I stalled in my review of unChristian because I lost some interest in the book as a whole. I occasionally do that…
Alan Hirsch pulled a number of quotes from the book here, so if you’re curious how it finishes up, check it out.
Here are his quotes from chapters 7 through 9:
7. Too Political
“Perception: Christians are primarily motivated by a political agenda and promote right-wing politics.” (153)
“Christians have made a concerted and coordinated effort to engage the political process in recent decades, their activity in the political realm can be hard to miss.”
“We must realize that our political activism, if expressed in an unchristian manner, prevents a new generation from seeing Christ.” This reputation “affects their ability to connect with new generations who are innately skeptical of people who appear to use political power to protect their interests and viewpoints.” (156-57)
Being politically engaged is more important than ever. We should be “known as engaged, informed, and on the leading edge, offering a sophisticated response to issues.” (157) “Political involvement…is an important avenue of influence within our community, nation, and world.” (158)
Explanation of how evangelicals are classified by Barna Association, p. 159
Among the evangelical segment only a slight majority (59%) are registered as Republicans. (160)
When we talk about “warfare” we are usually thinking of a cosmic struggle, as in Ephesians 6, but outsiders may hear alarming militaristic talk. (161) The things we say end up in the internet world of blogging. We must be careful how we talk and engage in self examination, humility, and appropriate engagement. (162)
“Perception: Christians are prideful and quick to find faults in others.” (181)
“To be judgmental is to point out something that is wrong in someone else’s life, making the person feel put down, excluded, and marginalized.” “Being judgmental is fueled by self-righteousness….” 90% of outsiders say Christians are judgmental. (182)
“Judgmental attitudes come across as overly simplified, old-fashioned, and out of step with their diverse world.” (183)
“Are we more concerned with the unrighteousness of others than our own self-righteousness?” (184)
“A critical distinction for Christians is the difference between condemning people (i.e., being judgmental) and helping them become soft-hearted–aware of, and sensitized to God’s standards.” (184)
Four forms of judgmentalism surfaced: wrong verdict, wrong timing, wrong motivation, and playing favorites. (187)
“Pride fuels judgmental attitudes.

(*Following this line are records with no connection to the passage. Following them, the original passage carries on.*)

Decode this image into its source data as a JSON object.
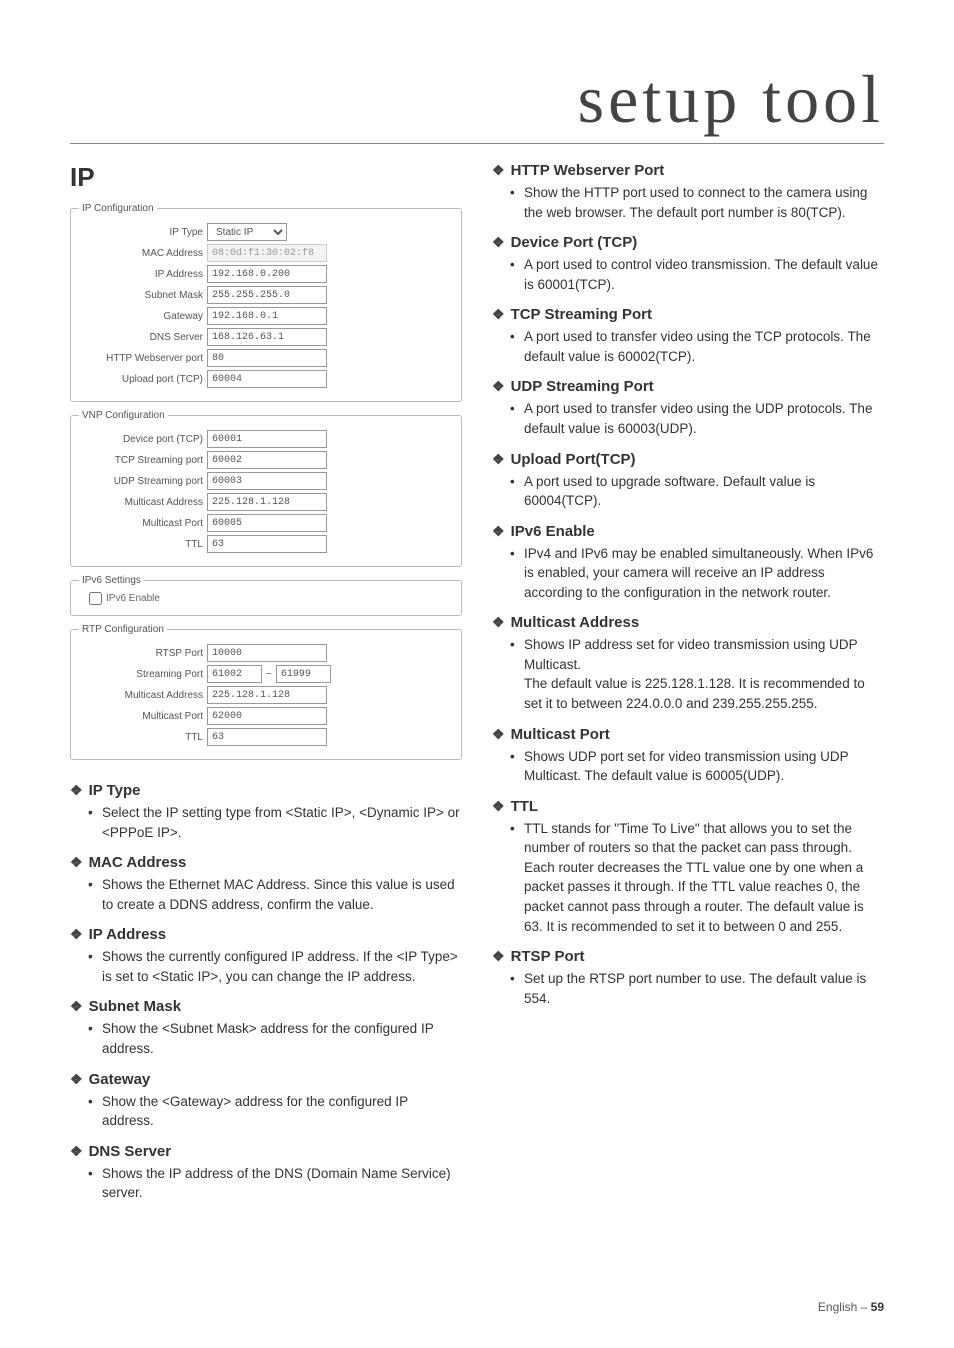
{
  "header": {
    "title": "setup tool"
  },
  "left": {
    "section_title": "IP",
    "ip_config": {
      "legend": "IP Configuration",
      "ip_type_label": "IP Type",
      "ip_type_value": "Static IP",
      "mac_label": "MAC Address",
      "mac_value": "08:0d:f1:30:02:f8",
      "ip_addr_label": "IP Address",
      "ip_addr_value": "192.168.0.200",
      "subnet_label": "Subnet Mask",
      "subnet_value": "255.255.255.0",
      "gateway_label": "Gateway",
      "gateway_value": "192.168.0.1",
      "dns_label": "DNS Server",
      "dns_value": "168.126.63.1",
      "http_label": "HTTP Webserver port",
      "http_value": "80",
      "upload_label": "Upload port (TCP)",
      "upload_value": "60004"
    },
    "vnp_config": {
      "legend": "VNP Configuration",
      "device_port_label": "Device port (TCP)",
      "device_port_value": "60001",
      "tcp_stream_label": "TCP Streaming port",
      "tcp_stream_value": "60002",
      "udp_stream_label": "UDP Streaming port",
      "udp_stream_value": "60003",
      "multicast_addr_label": "Multicast Address",
      "multicast_addr_value": "225.128.1.128",
      "multicast_port_label": "Multicast Port",
      "multicast_port_value": "60005",
      "ttl_label": "TTL",
      "ttl_value": "63"
    },
    "ipv6_config": {
      "legend": "IPv6 Settings",
      "enable_label": "IPv6 Enable"
    },
    "rtp_config": {
      "legend": "RTP Configuration",
      "rtsp_port_label": "RTSP Port",
      "rtsp_port_value": "10000",
      "stream_port_label": "Streaming Port",
      "stream_port_start": "61002",
      "stream_port_end": "61999",
      "multicast_addr_label": "Multicast Address",
      "multicast_addr_value": "225.128.1.128",
      "multicast_port_label": "Multicast Port",
      "multicast_port_value": "62000",
      "ttl_label": "TTL",
      "ttl_value": "63"
    },
    "items": [
      {
        "title": "IP Type",
        "body": "Select the IP setting type from <Static IP>, <Dynamic IP> or <PPPoE IP>."
      },
      {
        "title": "MAC Address",
        "body": "Shows the Ethernet MAC Address. Since this value is used to create a DDNS address, confirm the value."
      },
      {
        "title": "IP Address",
        "body": "Shows the currently configured IP address. If the <IP Type> is set to <Static IP>, you can change the IP address."
      },
      {
        "title": "Subnet Mask",
        "body": "Show the <Subnet Mask> address for the configured IP address."
      },
      {
        "title": "Gateway",
        "body": "Show the <Gateway> address for the configured IP address."
      },
      {
        "title": "DNS Server",
        "body": "Shows the IP address of the DNS (Domain Name Service) server."
      }
    ]
  },
  "right": {
    "items": [
      {
        "title": "HTTP Webserver Port",
        "body": "Show the HTTP port used to connect to the camera using the web browser. The default port number is 80(TCP)."
      },
      {
        "title": "Device Port (TCP)",
        "body": "A port used to control video transmission. The default value is 60001(TCP)."
      },
      {
        "title": "TCP Streaming Port",
        "body": "A port used to transfer video using the TCP protocols. The default value is 60002(TCP)."
      },
      {
        "title": "UDP Streaming Port",
        "body": "A port used to transfer video using the UDP protocols. The default value is 60003(UDP)."
      },
      {
        "title": "Upload Port(TCP)",
        "body": "A port used to upgrade software. Default value is 60004(TCP)."
      },
      {
        "title": "IPv6 Enable",
        "body": "IPv4 and IPv6 may be enabled simultaneously. When IPv6 is enabled, your camera will receive an IP address according to the configuration in the network router."
      },
      {
        "title": "Multicast Address",
        "body": "Shows IP address set for video transmission using UDP Multicast.",
        "body2": "The default value is 225.128.1.128. It is recommended to set it to between 224.0.0.0 and 239.255.255.255."
      },
      {
        "title": "Multicast Port",
        "body": "Shows UDP port set for video transmission using UDP Multicast. The default value is 60005(UDP)."
      },
      {
        "title": "TTL",
        "body": "TTL stands for \"Time To Live\" that allows you to set the number of routers so that the packet can pass through. Each router decreases the TTL value one by one when a packet passes it through. If the TTL value reaches 0, the packet cannot pass through a router. The default value is 63. It is recommended to set it to between 0 and 255."
      },
      {
        "title": "RTSP Port",
        "body": "Set up the RTSP port number to use. The default value is 554."
      }
    ]
  },
  "footer": {
    "lang": "English –",
    "page": "59"
  }
}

Arrogance is perhaps the most socially acceptable form of sin in the church today.” (191)
“Human beings are attracted to acceptance and genuine respect; they are repelled by rejection and an air of superiority.” (194)
Guidelines suggested by outsiders:
- Listen to me.
- Don’t label me.
- Don’t be so smart and pretend to have all the answers.
- Put yourself in my place.
- Be genuine.
- Be my friend with no other motives. (194-95)
9 From UnChristian to Christian
How will we respond? (205) Four suggestions:
- Respond with the right perspective (like Jesus. He considered the below-the-surface issues.)
- Connect with people. Jesus influenced people through relationships and friendships.
- Be creative. Jesus attracted people in creative ways and connected with the heart. Look for new stories, parables and ways of communicating.
- Serve people. Cultivate deep concern and sensitivity to outsiders. Learn to listen.
- Life a lifestyle of compassion.
Overall, the book was a decent read, but not necessarily earth shattering. It stimulated some great thoughts, but left a lot to be desired for me.